== Your assignment ==
All of the entries must be reproduced exactly, with no images carried over.

== Stored dataset items ==
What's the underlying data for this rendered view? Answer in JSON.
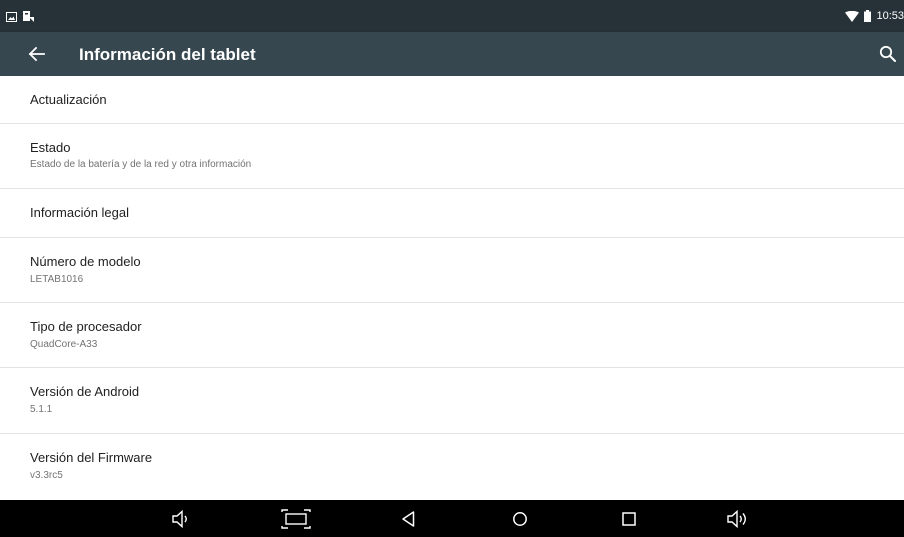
{
  "status_bar": {
    "time": "10:53",
    "left_icons": [
      "image-notification-icon",
      "download-notification-icon"
    ],
    "right_icons": [
      "wifi-icon",
      "battery-icon"
    ]
  },
  "app_bar": {
    "title": "Información del tablet",
    "back_icon": "arrow-back-icon",
    "search_icon": "search-icon"
  },
  "list": {
    "items": [
      {
        "title": "Actualización",
        "subtitle": ""
      },
      {
        "title": "Estado",
        "subtitle": "Estado de la batería y de la red y otra información"
      },
      {
        "title": "Información legal",
        "subtitle": ""
      },
      {
        "title": "Número de modelo",
        "subtitle": "LETAB1016"
      },
      {
        "title": "Tipo de procesador",
        "subtitle": "QuadCore-A33"
      },
      {
        "title": "Versión de Android",
        "subtitle": "5.1.1"
      },
      {
        "title": "Versión del Firmware",
        "subtitle": "v3.3rc5"
      }
    ]
  },
  "nav_bar": {
    "buttons": [
      "volume-down-icon",
      "screenshot-icon",
      "back-triangle-icon",
      "home-circle-icon",
      "recents-square-icon",
      "volume-up-icon"
    ]
  },
  "colors": {
    "status_bar": "#263238",
    "app_bar": "#37474f",
    "nav_bar": "#000000",
    "divider": "#e3e3e3",
    "primary_text": "#212121",
    "secondary_text": "#737373"
  }
}
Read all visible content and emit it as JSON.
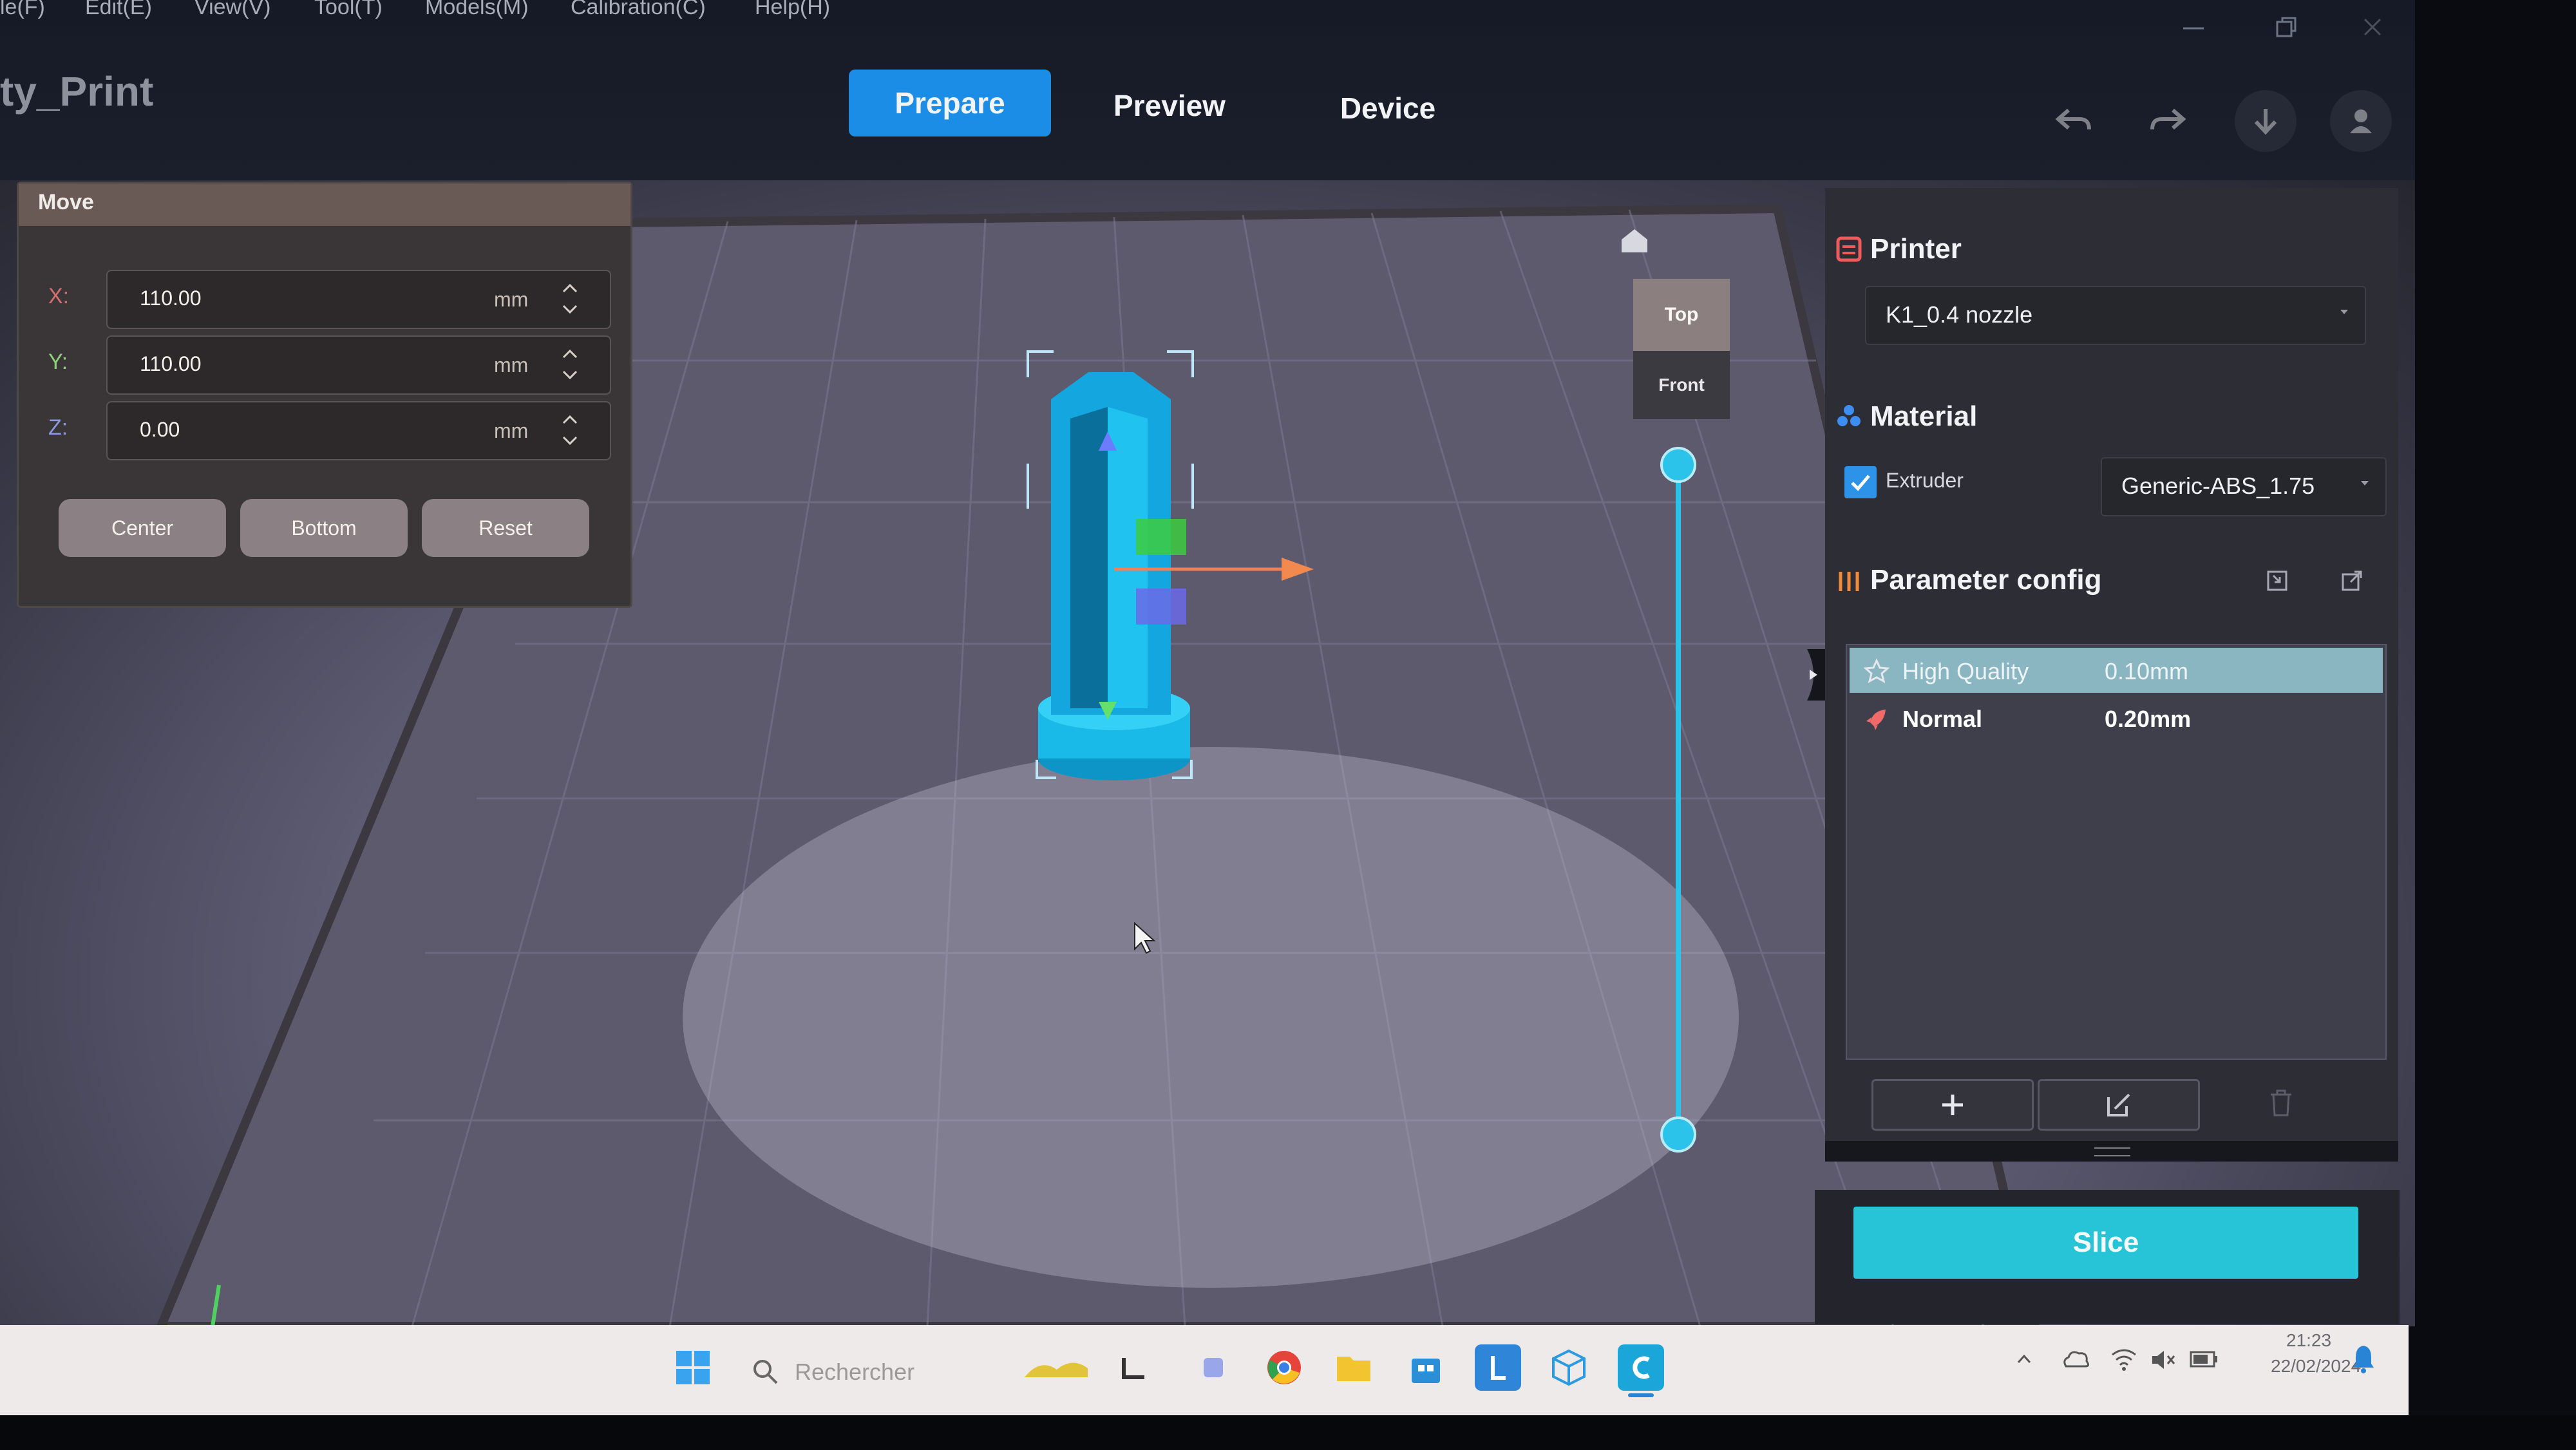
{
  "menu": {
    "items": [
      "le(F)",
      "Edit(E)",
      "View(V)",
      "Tool(T)",
      "Models(M)",
      "Calibration(C)",
      "Help(H)"
    ]
  },
  "header": {
    "title": "ty_Print",
    "tabs": [
      "Prepare",
      "Preview",
      "Device"
    ],
    "active_tab": "Prepare"
  },
  "move_panel": {
    "title": "Move",
    "fields": [
      {
        "axis": "X:",
        "value": "110.00",
        "unit": "mm"
      },
      {
        "axis": "Y:",
        "value": "110.00",
        "unit": "mm"
      },
      {
        "axis": "Z:",
        "value": "0.00",
        "unit": "mm"
      }
    ],
    "buttons": [
      "Center",
      "Bottom",
      "Reset"
    ]
  },
  "view_cube": {
    "top": "Top",
    "front": "Front"
  },
  "printer": {
    "title": "Printer",
    "selected": "K1_0.4 nozzle"
  },
  "material": {
    "title": "Material",
    "extruder_label": "Extruder",
    "extruder_checked": true,
    "selected": "Generic-ABS_1.75"
  },
  "parameter_config": {
    "title": "Parameter config",
    "profiles": [
      {
        "name": "High Quality",
        "value": "0.10mm",
        "selected": true
      },
      {
        "name": "Normal",
        "value": "0.20mm",
        "selected": false
      }
    ]
  },
  "slice_label": "Slice",
  "taskbar": {
    "search_placeholder": "Rechercher",
    "time": "21:23",
    "date": "22/02/2024"
  },
  "colors": {
    "accent_blue": "#1c8de6",
    "slice_cyan": "#27c4d8",
    "model_cyan": "#19b9e8",
    "panel_dark": "#2d2e35"
  }
}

== Answer box ==
What's the underlying data for this rendered view? Answer in JSON.
{
  "status_bar": {
    "time": "10:53",
    "left_icons": [
      "image-notification-icon",
      "download-notification-icon"
    ],
    "right_icons": [
      "wifi-icon",
      "battery-icon"
    ]
  },
  "app_bar": {
    "title": "Información del tablet",
    "back_icon": "arrow-back-icon",
    "search_icon": "search-icon"
  },
  "list": {
    "items": [
      {
        "title": "Actualización",
        "subtitle": ""
      },
      {
        "title": "Estado",
        "subtitle": "Estado de la batería y de la red y otra información"
      },
      {
        "title": "Información legal",
        "subtitle": ""
      },
      {
        "title": "Número de modelo",
        "subtitle": "LETAB1016"
      },
      {
        "title": "Tipo de procesador",
        "subtitle": "QuadCore-A33"
      },
      {
        "title": "Versión de Android",
        "subtitle": "5.1.1"
      },
      {
        "title": "Versión del Firmware",
        "subtitle": "v3.3rc5"
      }
    ]
  },
  "nav_bar": {
    "buttons": [
      "volume-down-icon",
      "screenshot-icon",
      "back-triangle-icon",
      "home-circle-icon",
      "recents-square-icon",
      "volume-up-icon"
    ]
  },
  "colors": {
    "status_bar": "#263238",
    "app_bar": "#37474f",
    "nav_bar": "#000000",
    "divider": "#e3e3e3",
    "primary_text": "#212121",
    "secondary_text": "#737373"
  }
}
Read all visible content and emit it as JSON.
{
  "menu": {
    "items": [
      "le(F)",
      "Edit(E)",
      "View(V)",
      "Tool(T)",
      "Models(M)",
      "Calibration(C)",
      "Help(H)"
    ]
  },
  "header": {
    "title": "ty_Print",
    "tabs": [
      "Prepare",
      "Preview",
      "Device"
    ],
    "active_tab": "Prepare"
  },
  "move_panel": {
    "title": "Move",
    "fields": [
      {
        "axis": "X:",
        "value": "110.00",
        "unit": "mm"
      },
      {
        "axis": "Y:",
        "value": "110.00",
        "unit": "mm"
      },
      {
        "axis": "Z:",
        "value": "0.00",
        "unit": "mm"
      }
    ],
    "buttons": [
      "Center",
      "Bottom",
      "Reset"
    ]
  },
  "view_cube": {
    "top": "Top",
    "front": "Front"
  },
  "printer": {
    "title": "Printer",
    "selected": "K1_0.4 nozzle"
  },
  "material": {
    "title": "Material",
    "extruder_label": "Extruder",
    "extruder_checked": true,
    "selected": "Generic-ABS_1.75"
  },
  "parameter_config": {
    "title": "Parameter config",
    "profiles": [
      {
        "name": "High Quality",
        "value": "0.10mm",
        "selected": true
      },
      {
        "name": "Normal",
        "value": "0.20mm",
        "selected": false
      }
    ]
  },
  "slice_label": "Slice",
  "taskbar": {
    "search_placeholder": "Rechercher",
    "time": "21:23",
    "date": "22/02/2024"
  },
  "colors": {
    "accent_blue": "#1c8de6",
    "slice_cyan": "#27c4d8",
    "model_cyan": "#19b9e8",
    "panel_dark": "#2d2e35"
  }
}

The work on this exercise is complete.